Exercise instructions
In the following listing, work out how many lines contain the string "time", and state only that number.

Data supplied
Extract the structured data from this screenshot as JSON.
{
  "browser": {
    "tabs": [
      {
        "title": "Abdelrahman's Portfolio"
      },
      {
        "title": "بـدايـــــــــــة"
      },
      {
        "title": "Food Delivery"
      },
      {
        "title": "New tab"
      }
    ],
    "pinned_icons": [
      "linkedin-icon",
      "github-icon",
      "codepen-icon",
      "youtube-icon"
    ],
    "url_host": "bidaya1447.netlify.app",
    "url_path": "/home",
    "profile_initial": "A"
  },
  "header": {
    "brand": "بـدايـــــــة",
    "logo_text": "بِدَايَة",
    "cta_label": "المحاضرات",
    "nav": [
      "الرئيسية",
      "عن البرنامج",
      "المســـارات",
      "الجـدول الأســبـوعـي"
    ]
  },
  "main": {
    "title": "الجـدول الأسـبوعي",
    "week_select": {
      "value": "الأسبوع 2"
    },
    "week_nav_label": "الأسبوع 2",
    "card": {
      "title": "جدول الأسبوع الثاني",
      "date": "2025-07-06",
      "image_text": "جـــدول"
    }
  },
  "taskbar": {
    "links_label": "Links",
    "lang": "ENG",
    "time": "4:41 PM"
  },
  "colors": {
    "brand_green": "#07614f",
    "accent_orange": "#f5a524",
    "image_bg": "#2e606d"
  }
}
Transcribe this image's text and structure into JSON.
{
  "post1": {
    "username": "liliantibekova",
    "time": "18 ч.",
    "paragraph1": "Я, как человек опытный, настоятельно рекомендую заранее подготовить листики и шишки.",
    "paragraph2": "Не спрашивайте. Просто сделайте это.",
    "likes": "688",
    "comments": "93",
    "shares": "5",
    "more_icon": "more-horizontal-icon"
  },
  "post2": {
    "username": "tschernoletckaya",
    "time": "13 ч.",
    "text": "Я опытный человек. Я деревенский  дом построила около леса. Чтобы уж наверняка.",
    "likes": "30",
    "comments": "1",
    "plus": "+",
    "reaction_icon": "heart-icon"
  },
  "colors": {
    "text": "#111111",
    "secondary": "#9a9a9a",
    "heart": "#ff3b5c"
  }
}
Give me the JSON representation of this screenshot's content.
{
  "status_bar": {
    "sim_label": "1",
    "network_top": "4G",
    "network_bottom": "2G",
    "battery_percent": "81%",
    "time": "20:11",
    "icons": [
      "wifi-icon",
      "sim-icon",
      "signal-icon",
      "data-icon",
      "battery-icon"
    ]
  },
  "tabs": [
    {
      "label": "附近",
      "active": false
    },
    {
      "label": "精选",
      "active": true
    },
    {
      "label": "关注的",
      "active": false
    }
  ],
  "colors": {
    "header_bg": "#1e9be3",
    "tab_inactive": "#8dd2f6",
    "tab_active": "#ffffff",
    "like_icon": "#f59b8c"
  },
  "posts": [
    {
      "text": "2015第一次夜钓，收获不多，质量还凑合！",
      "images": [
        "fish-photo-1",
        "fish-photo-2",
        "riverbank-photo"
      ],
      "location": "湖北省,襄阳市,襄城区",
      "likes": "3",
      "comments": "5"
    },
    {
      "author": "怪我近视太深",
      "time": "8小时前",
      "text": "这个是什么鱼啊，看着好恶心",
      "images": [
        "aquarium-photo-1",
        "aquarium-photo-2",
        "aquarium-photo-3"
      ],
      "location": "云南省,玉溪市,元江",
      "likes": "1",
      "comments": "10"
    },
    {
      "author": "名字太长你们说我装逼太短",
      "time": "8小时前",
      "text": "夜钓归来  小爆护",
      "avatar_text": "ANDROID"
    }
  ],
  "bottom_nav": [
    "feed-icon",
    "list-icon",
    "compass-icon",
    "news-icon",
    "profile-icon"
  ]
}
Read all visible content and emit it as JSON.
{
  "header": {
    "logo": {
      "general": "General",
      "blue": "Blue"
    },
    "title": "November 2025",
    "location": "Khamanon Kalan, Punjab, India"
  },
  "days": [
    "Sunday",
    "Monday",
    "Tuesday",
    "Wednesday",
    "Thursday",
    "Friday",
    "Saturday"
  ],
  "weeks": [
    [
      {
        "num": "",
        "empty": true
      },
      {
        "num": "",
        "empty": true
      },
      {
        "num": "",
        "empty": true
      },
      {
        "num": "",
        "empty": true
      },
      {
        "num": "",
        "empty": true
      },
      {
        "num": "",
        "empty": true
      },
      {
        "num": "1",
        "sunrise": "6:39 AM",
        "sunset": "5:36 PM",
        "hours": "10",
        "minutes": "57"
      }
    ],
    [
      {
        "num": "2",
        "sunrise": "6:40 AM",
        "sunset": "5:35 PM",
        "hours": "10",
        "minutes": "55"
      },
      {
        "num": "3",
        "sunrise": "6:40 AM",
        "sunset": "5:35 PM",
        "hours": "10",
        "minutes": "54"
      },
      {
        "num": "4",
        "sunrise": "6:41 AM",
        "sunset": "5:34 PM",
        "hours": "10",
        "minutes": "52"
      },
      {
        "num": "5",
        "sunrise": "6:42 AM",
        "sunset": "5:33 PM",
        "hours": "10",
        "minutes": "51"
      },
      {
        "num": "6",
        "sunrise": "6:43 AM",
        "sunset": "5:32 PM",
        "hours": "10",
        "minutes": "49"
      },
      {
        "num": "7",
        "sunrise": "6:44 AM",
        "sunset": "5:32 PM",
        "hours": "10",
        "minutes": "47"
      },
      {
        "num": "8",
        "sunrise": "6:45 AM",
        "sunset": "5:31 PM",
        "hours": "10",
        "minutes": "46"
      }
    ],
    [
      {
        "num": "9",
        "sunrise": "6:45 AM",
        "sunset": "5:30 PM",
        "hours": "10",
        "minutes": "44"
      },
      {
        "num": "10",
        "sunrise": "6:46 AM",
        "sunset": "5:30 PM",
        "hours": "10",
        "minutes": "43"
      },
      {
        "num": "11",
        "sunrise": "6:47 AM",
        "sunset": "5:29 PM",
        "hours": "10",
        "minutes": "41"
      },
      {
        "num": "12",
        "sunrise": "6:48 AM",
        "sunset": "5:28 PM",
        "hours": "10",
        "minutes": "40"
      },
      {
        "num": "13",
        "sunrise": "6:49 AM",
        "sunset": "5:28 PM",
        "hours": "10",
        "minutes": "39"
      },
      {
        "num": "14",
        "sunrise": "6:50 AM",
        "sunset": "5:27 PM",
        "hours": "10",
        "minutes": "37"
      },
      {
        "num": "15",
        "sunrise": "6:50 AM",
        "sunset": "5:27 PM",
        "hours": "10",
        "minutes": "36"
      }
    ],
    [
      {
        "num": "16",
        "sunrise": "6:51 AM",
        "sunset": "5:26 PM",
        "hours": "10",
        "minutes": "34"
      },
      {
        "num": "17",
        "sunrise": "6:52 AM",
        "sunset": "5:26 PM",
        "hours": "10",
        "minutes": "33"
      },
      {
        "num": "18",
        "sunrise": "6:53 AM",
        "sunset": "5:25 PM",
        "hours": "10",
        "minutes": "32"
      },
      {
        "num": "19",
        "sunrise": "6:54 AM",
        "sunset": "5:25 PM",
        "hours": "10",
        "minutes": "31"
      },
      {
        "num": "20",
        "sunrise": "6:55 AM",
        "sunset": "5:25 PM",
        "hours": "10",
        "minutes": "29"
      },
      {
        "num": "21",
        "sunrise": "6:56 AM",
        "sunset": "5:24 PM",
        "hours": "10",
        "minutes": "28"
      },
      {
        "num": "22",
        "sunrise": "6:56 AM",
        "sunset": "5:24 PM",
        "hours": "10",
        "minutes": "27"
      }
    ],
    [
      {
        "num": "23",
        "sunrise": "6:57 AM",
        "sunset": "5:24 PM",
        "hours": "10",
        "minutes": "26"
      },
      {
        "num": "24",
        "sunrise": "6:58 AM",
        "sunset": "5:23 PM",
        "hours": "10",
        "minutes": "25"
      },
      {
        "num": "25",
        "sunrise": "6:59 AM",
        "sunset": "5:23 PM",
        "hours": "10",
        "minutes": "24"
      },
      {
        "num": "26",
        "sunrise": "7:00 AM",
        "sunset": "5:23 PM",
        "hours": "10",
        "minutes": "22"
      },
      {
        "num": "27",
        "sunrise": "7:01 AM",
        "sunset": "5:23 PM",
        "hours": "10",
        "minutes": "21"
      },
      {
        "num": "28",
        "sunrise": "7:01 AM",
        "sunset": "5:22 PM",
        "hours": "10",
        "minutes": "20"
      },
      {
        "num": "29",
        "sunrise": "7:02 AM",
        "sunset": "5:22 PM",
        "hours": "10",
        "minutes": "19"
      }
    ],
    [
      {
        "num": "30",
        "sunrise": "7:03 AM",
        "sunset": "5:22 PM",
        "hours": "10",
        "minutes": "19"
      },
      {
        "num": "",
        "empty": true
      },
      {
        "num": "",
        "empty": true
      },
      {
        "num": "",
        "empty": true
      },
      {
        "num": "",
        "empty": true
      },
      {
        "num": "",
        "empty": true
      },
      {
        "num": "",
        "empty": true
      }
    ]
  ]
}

Result of this exercise
6